───── Material provided

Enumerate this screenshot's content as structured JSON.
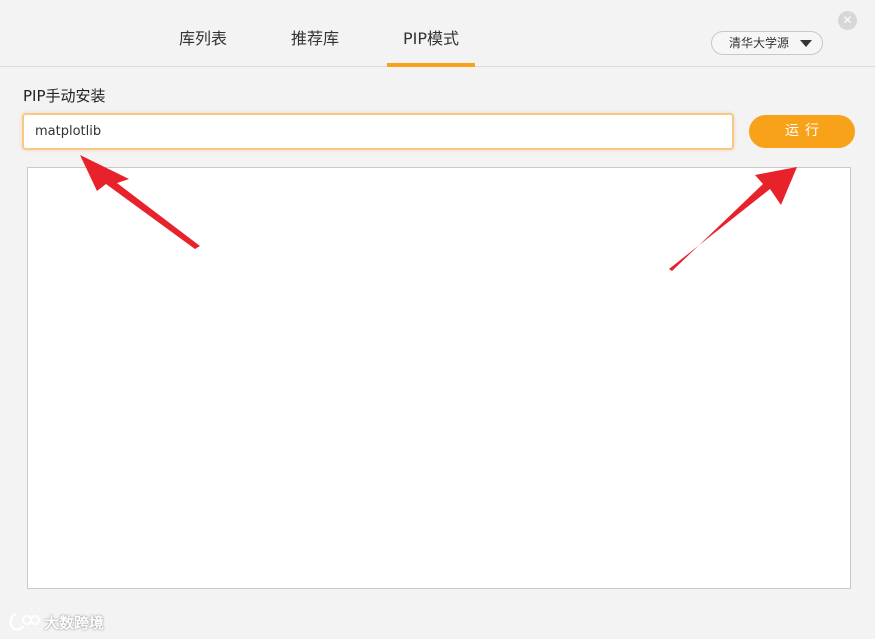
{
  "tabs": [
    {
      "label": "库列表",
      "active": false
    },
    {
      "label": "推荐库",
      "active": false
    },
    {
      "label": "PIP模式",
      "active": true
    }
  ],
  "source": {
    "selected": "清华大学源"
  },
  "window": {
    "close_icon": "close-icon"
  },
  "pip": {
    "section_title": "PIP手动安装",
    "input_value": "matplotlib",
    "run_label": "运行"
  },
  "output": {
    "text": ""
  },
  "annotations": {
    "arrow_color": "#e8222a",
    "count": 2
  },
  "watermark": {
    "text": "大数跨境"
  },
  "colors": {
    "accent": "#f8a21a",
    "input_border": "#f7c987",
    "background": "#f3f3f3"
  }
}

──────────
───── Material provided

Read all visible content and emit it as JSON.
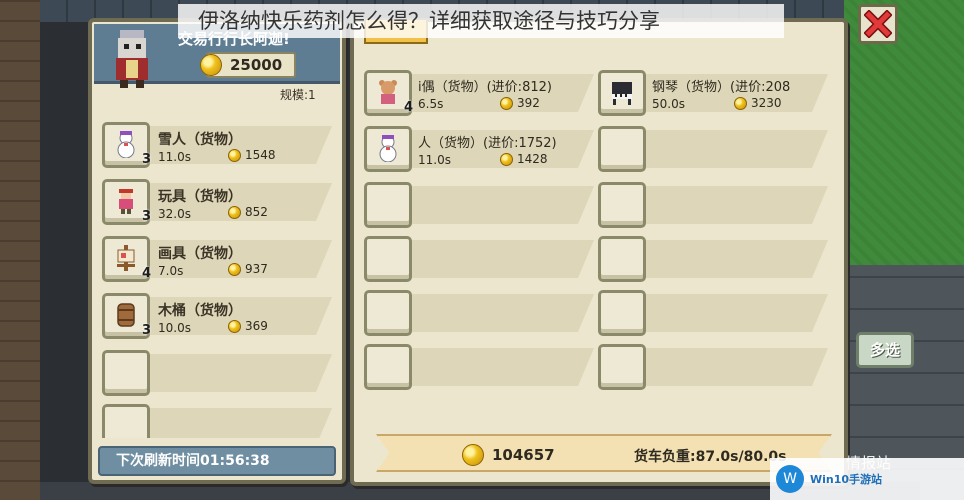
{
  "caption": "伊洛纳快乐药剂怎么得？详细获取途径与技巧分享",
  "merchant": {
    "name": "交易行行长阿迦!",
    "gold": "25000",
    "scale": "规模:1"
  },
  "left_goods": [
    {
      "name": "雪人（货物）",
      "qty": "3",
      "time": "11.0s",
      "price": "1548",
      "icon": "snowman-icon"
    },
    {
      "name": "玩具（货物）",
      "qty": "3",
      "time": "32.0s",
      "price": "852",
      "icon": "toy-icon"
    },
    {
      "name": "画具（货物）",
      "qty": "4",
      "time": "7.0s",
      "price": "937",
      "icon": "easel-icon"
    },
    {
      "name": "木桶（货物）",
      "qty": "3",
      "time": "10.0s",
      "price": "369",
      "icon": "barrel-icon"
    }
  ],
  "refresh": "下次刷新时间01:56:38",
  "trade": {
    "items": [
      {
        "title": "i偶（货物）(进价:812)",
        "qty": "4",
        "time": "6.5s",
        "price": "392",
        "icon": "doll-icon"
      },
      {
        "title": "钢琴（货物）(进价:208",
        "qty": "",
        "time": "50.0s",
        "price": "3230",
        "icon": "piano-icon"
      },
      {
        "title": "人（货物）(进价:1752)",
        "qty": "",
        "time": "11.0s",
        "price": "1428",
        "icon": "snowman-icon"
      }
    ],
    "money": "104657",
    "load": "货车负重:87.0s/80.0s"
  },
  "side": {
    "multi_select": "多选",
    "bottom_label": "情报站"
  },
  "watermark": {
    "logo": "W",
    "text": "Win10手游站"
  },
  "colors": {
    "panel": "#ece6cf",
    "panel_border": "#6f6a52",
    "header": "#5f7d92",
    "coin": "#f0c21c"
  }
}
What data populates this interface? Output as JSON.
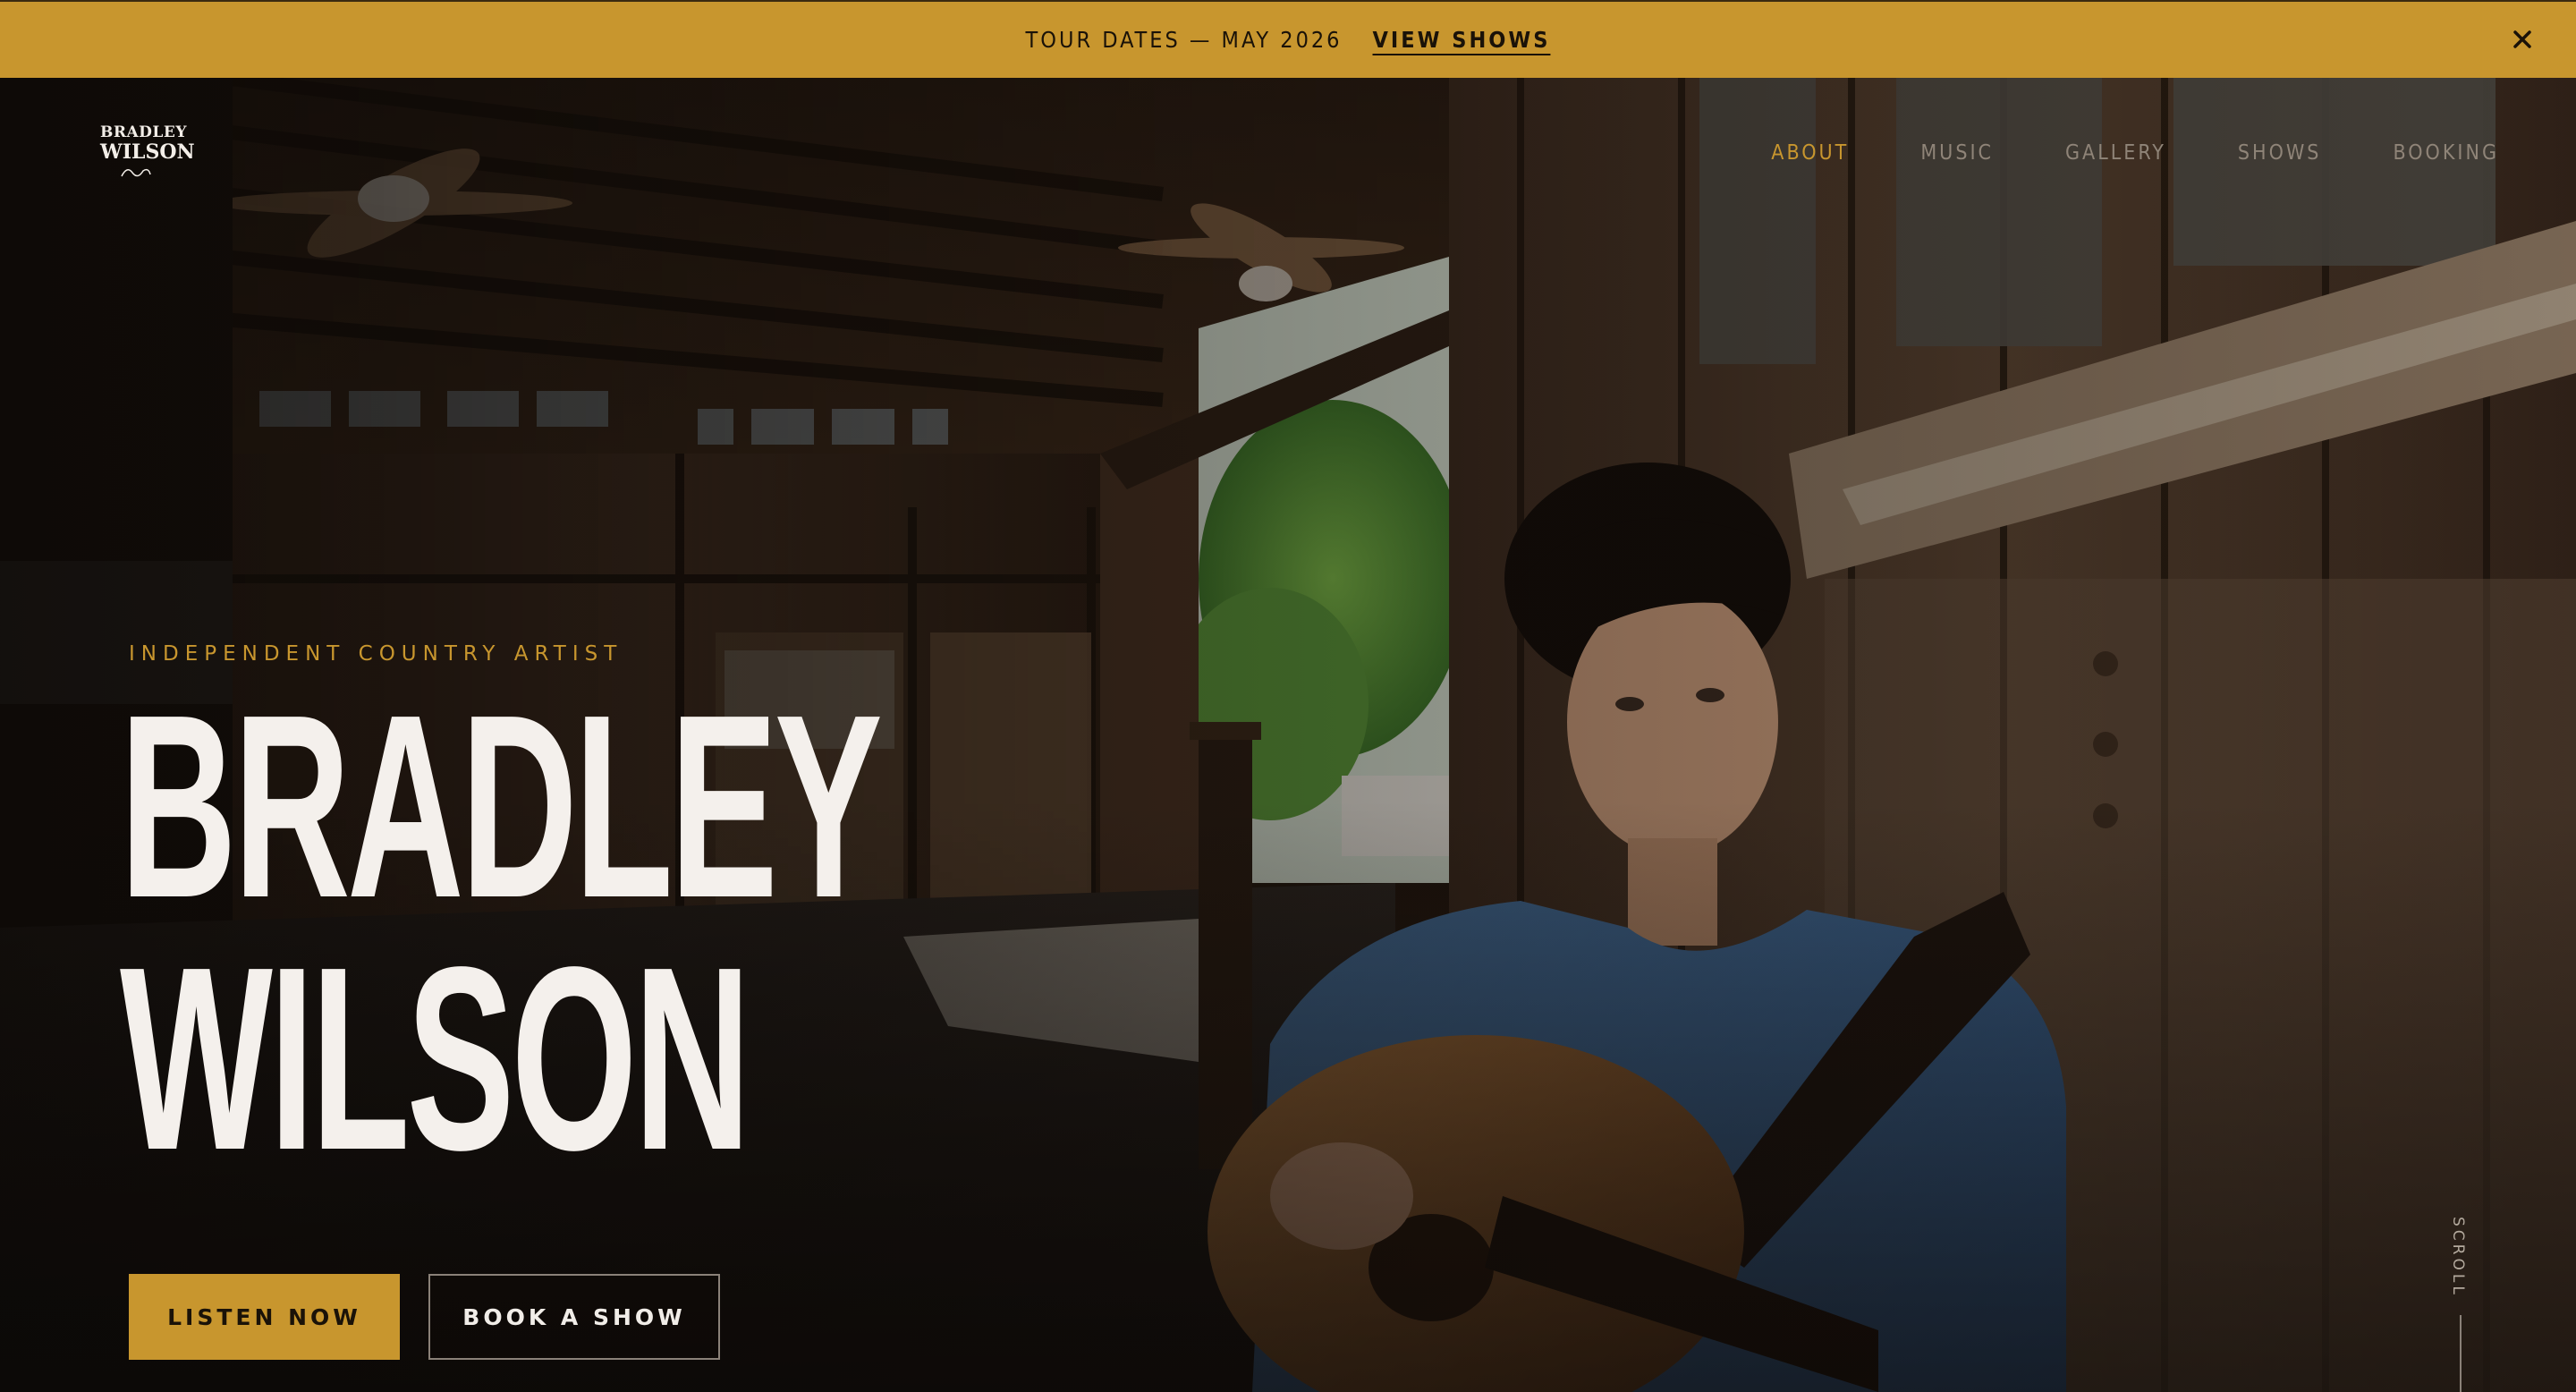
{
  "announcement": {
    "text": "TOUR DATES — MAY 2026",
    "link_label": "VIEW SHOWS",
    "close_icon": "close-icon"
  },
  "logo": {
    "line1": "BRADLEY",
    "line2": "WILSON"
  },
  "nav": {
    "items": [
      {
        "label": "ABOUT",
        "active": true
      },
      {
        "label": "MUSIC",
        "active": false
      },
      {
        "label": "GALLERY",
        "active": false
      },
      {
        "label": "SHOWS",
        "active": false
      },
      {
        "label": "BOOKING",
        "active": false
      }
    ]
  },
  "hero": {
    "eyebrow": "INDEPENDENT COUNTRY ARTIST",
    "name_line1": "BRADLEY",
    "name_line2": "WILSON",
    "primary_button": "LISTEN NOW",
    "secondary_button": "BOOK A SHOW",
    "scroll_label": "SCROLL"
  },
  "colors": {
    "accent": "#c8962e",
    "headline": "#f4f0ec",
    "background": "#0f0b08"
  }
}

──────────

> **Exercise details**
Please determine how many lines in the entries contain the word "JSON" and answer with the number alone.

> **Finished exercise**
3